== What you have to do ==
Return each entry below word for word, leaving out any image.

== Exercise data ==
"""

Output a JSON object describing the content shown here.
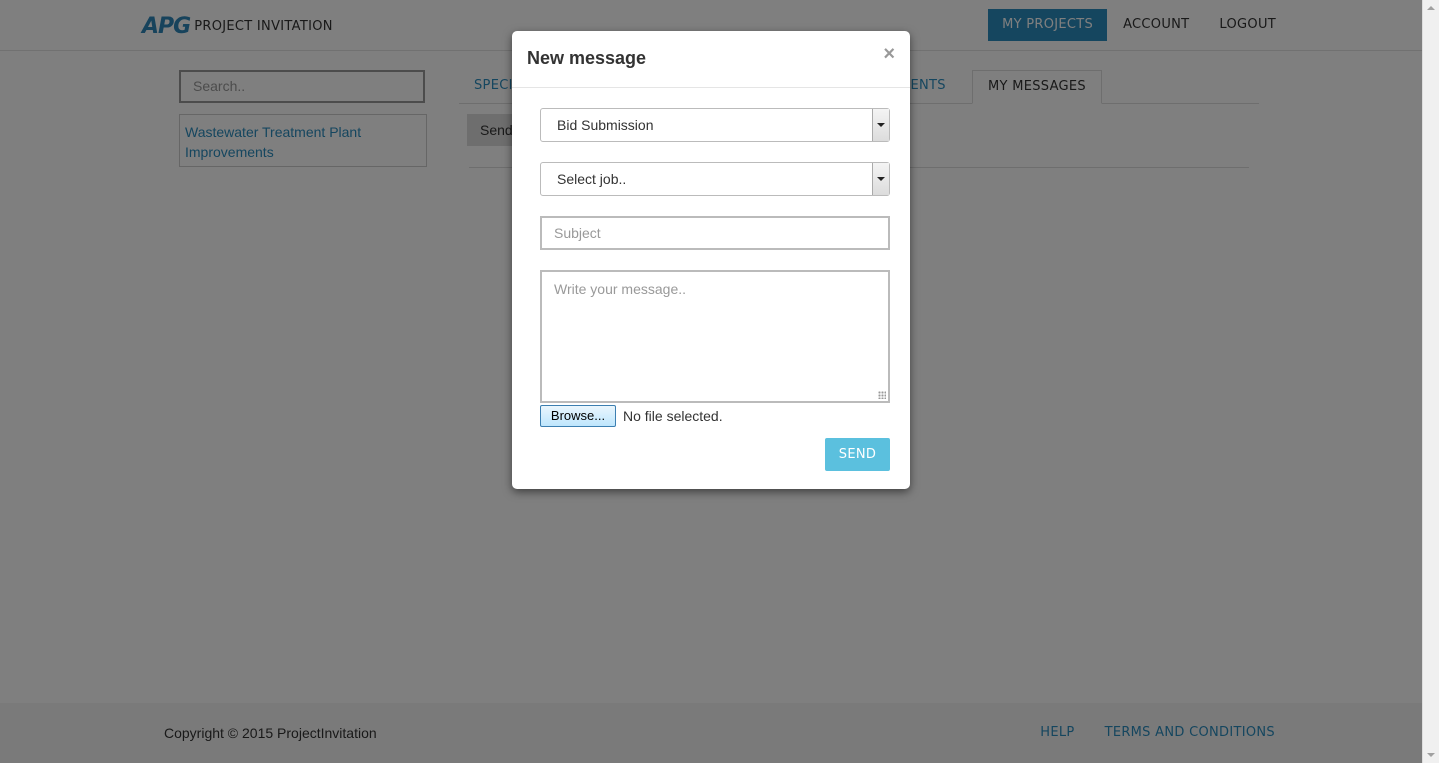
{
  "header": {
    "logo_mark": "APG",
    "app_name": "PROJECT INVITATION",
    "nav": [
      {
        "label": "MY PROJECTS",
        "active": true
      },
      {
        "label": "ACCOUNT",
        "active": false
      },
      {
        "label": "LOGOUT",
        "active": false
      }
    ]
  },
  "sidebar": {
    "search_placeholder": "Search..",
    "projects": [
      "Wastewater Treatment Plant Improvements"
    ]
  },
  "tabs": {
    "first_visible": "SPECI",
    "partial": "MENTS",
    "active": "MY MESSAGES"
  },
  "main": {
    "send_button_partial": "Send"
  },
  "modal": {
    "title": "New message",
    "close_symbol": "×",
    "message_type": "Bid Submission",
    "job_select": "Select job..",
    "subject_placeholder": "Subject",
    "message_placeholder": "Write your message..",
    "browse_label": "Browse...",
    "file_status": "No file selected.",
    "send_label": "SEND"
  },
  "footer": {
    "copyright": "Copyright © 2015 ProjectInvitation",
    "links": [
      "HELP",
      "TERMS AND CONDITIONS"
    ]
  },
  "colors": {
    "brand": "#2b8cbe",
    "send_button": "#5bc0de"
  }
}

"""

== Solution to this task ==
Output a JSON object describing the content shown here.
{
  "header": {
    "logo_mark": "APG",
    "app_name": "PROJECT INVITATION",
    "nav": [
      {
        "label": "MY PROJECTS",
        "active": true
      },
      {
        "label": "ACCOUNT",
        "active": false
      },
      {
        "label": "LOGOUT",
        "active": false
      }
    ]
  },
  "sidebar": {
    "search_placeholder": "Search..",
    "projects": [
      "Wastewater Treatment Plant Improvements"
    ]
  },
  "tabs": {
    "first_visible": "SPECI",
    "partial": "MENTS",
    "active": "MY MESSAGES"
  },
  "main": {
    "send_button_partial": "Send"
  },
  "modal": {
    "title": "New message",
    "close_symbol": "×",
    "message_type": "Bid Submission",
    "job_select": "Select job..",
    "subject_placeholder": "Subject",
    "message_placeholder": "Write your message..",
    "browse_label": "Browse...",
    "file_status": "No file selected.",
    "send_label": "SEND"
  },
  "footer": {
    "copyright": "Copyright © 2015 ProjectInvitation",
    "links": [
      "HELP",
      "TERMS AND CONDITIONS"
    ]
  },
  "colors": {
    "brand": "#2b8cbe",
    "send_button": "#5bc0de"
  }
}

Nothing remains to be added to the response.